━━━ INPUT ━━━

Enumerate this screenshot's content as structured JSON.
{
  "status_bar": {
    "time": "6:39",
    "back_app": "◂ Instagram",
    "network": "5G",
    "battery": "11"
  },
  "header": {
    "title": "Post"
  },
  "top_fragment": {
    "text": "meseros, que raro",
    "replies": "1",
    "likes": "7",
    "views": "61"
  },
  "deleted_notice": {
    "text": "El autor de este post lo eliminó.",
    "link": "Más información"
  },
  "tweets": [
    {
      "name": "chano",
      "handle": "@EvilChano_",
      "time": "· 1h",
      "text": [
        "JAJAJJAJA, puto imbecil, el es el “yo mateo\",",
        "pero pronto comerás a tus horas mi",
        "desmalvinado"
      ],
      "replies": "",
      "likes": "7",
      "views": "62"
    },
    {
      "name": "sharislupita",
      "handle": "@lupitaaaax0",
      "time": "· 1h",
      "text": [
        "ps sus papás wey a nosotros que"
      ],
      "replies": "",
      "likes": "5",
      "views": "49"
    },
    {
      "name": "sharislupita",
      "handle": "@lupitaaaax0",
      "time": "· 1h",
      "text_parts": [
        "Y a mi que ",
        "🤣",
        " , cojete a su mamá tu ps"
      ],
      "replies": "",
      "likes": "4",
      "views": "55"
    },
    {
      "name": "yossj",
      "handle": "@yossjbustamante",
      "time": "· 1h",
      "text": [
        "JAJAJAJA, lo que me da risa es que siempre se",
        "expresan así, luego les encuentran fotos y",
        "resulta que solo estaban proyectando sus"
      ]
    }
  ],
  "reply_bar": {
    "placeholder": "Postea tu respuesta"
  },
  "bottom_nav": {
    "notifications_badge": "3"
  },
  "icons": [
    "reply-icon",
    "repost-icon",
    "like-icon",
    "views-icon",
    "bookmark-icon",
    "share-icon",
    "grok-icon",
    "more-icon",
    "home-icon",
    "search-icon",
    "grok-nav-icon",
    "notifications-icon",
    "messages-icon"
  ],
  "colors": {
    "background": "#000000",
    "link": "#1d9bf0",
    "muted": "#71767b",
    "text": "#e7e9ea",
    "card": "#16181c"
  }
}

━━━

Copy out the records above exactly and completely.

Enumerate this screenshot's content as structured JSON.
{
  "status_bar": {
    "time": "6:39",
    "back_app": "◂ Instagram",
    "network": "5G",
    "battery": "11"
  },
  "header": {
    "title": "Post"
  },
  "top_fragment": {
    "text": "meseros, que raro",
    "replies": "1",
    "likes": "7",
    "views": "61"
  },
  "deleted_notice": {
    "text": "El autor de este post lo eliminó.",
    "link": "Más información"
  },
  "tweets": [
    {
      "name": "chano",
      "handle": "@EvilChano_",
      "time": "· 1h",
      "text": [
        "JAJAJJAJA, puto imbecil, el es el “yo mateo\",",
        "pero pronto comerás a tus horas mi",
        "desmalvinado"
      ],
      "replies": "",
      "likes": "7",
      "views": "62"
    },
    {
      "name": "sharislupita",
      "handle": "@lupitaaaax0",
      "time": "· 1h",
      "text": [
        "ps sus papás wey a nosotros que"
      ],
      "replies": "",
      "likes": "5",
      "views": "49"
    },
    {
      "name": "sharislupita",
      "handle": "@lupitaaaax0",
      "time": "· 1h",
      "text_parts": [
        "Y a mi que ",
        "🤣",
        " , cojete a su mamá tu ps"
      ],
      "replies": "",
      "likes": "4",
      "views": "55"
    },
    {
      "name": "yossj",
      "handle": "@yossjbustamante",
      "time": "· 1h",
      "text": [
        "JAJAJAJA, lo que me da risa es que siempre se",
        "expresan así, luego les encuentran fotos y",
        "resulta que solo estaban proyectando sus"
      ]
    }
  ],
  "reply_bar": {
    "placeholder": "Postea tu respuesta"
  },
  "bottom_nav": {
    "notifications_badge": "3"
  },
  "icons": [
    "reply-icon",
    "repost-icon",
    "like-icon",
    "views-icon",
    "bookmark-icon",
    "share-icon",
    "grok-icon",
    "more-icon",
    "home-icon",
    "search-icon",
    "grok-nav-icon",
    "notifications-icon",
    "messages-icon"
  ],
  "colors": {
    "background": "#000000",
    "link": "#1d9bf0",
    "muted": "#71767b",
    "text": "#e7e9ea",
    "card": "#16181c"
  }
}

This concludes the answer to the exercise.